Time is a bastard

5 04 2010

I can’t think big without thinking small.

Okay, so not strictly true—I can aggrandize with the best of ’em—but I do have to gather enough nails before I can be confident of a structure holding.

So in attempting to come to terms with medieval thought-modernity-post-modernity, I want to make sure I get the timelines right, even if, in the end, it’s really not about the dates at all.

It’s a litt. . . a lot embarrassing how poor is my knowledge of any pre-twentieth century history. I picked up bits here and there as a background to understanding certain contemporary conflicts, but I had no sense of how this tied into that—hell, I had only the thinnest sense of this and near-none of that, much less of any ties.
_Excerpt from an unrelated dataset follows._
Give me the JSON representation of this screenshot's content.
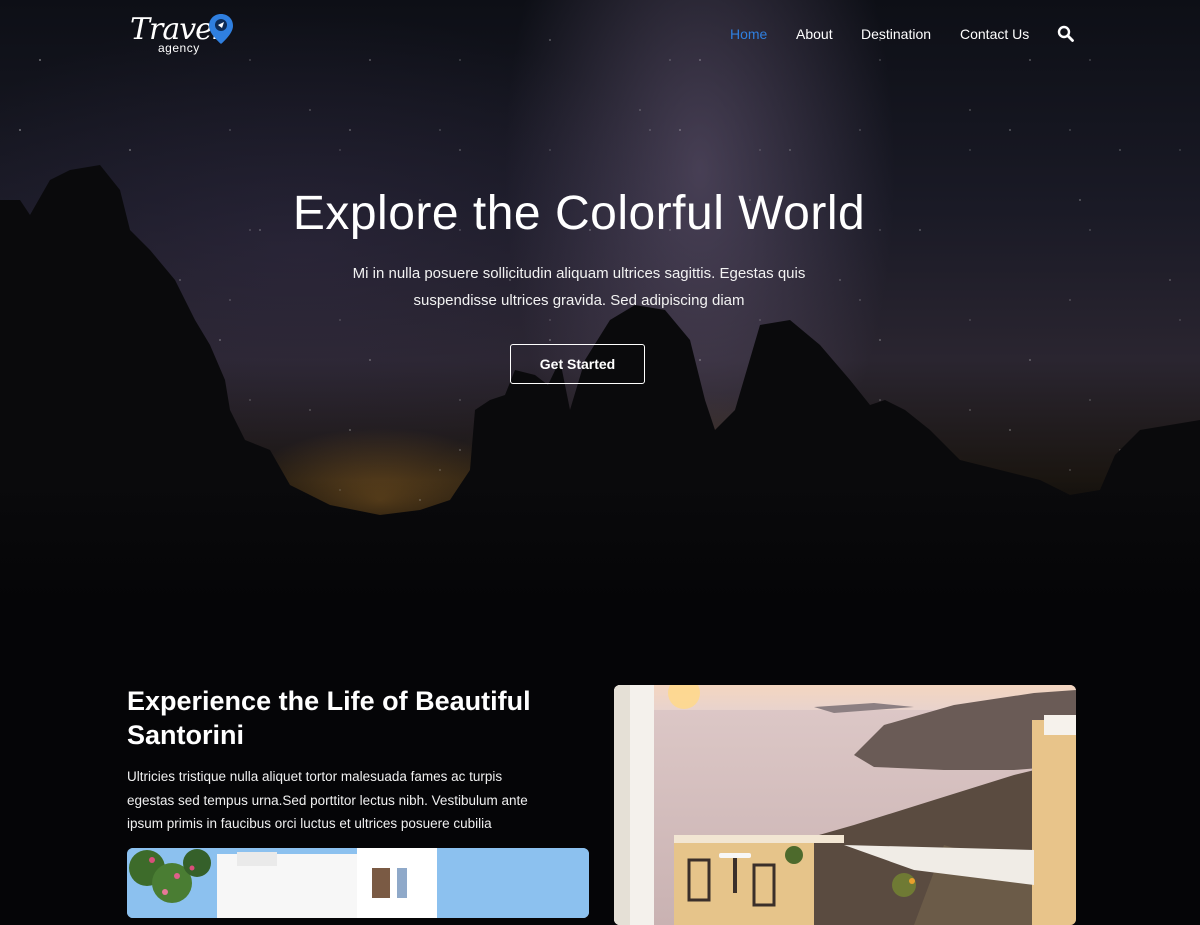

I am therefore now engaged in the process of infilling 500 or so years of European history, beginning around 1200 and heading into the 1700s.

Lotta shit happened; who knew?
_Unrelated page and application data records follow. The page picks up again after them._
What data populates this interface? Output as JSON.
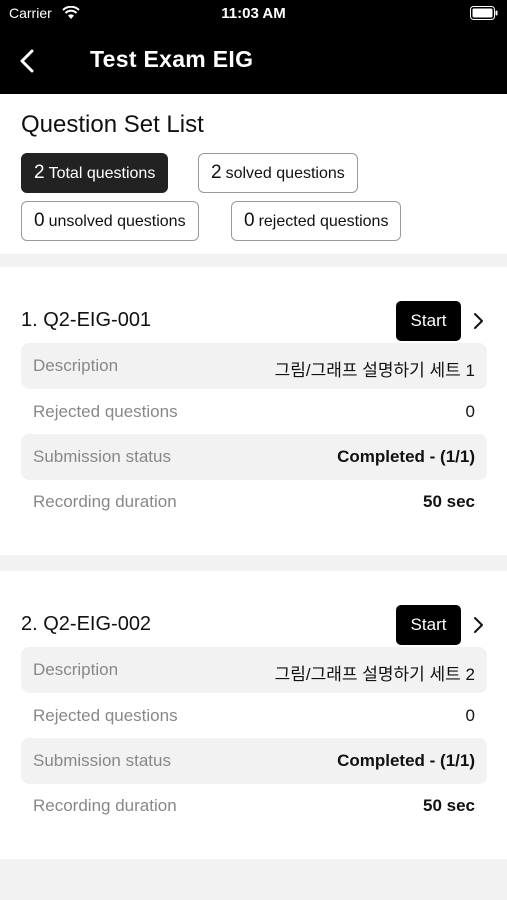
{
  "status_bar": {
    "carrier": "Carrier",
    "time": "11:03 AM"
  },
  "nav": {
    "title": "Test Exam EIG"
  },
  "summary": {
    "title": "Question Set List",
    "chips": [
      {
        "num": "2",
        "label": "Total questions"
      },
      {
        "num": "2",
        "label": "solved questions"
      },
      {
        "num": "0",
        "label": "unsolved questions"
      },
      {
        "num": "0",
        "label": "rejected questions"
      }
    ]
  },
  "sets": [
    {
      "title": "1. Q2-EIG-001",
      "start_label": "Start",
      "rows": [
        {
          "label": "Description",
          "value": "그림/그래프 설명하기 세트 1"
        },
        {
          "label": "Rejected questions",
          "value": "0"
        },
        {
          "label": "Submission status",
          "value": "Completed - (1/1)"
        },
        {
          "label": "Recording duration",
          "value": "50 sec"
        }
      ]
    },
    {
      "title": "2. Q2-EIG-002",
      "start_label": "Start",
      "rows": [
        {
          "label": "Description",
          "value": "그림/그래프 설명하기 세트 2"
        },
        {
          "label": "Rejected questions",
          "value": "0"
        },
        {
          "label": "Submission status",
          "value": "Completed - (1/1)"
        },
        {
          "label": "Recording duration",
          "value": "50 sec"
        }
      ]
    }
  ]
}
I don’t want to go too far back into medieval times, because, again, I’m interested in the transition, but the 13th century seems a reasonable spot into which I can row my boat: It’s  in this century that the  papacy achieves its greatest power (only to see it begin to decline as kings begin to accrue and guard their increasing territorial power), as well as the century of the Inquisition.

Perhaps I could have begun with the First Crusade (Pope Urban II, 1095), or even further back with the split between the eastern and western Christianity (1054). Or I could have gone the other way, and begun with the first Black Death pandemic in 1347.

But the 13th century seems right: that monarchs began to assert themselves against the claims of the Vatican augured the beginnings of the nation-state (not to arrive fully until the dissolution of the Hapsburg and Ottoman empires in the early 1900s), which carries its own moral and political claims. It was also during the 1200s that the earlier re-discovery by Christians of classical texts became integrated into various university curricula; Thomas Aquinas’s Summa Theologica, published late in the century, is the apotheosis of Aristotelian Christianity.

Can I tell you that before I began this project I knew almost none of this?

I swore after I took my prelims, and then again after I finished my dissertation, that I was done learning.

Hah. And I thought I was so smart. . . .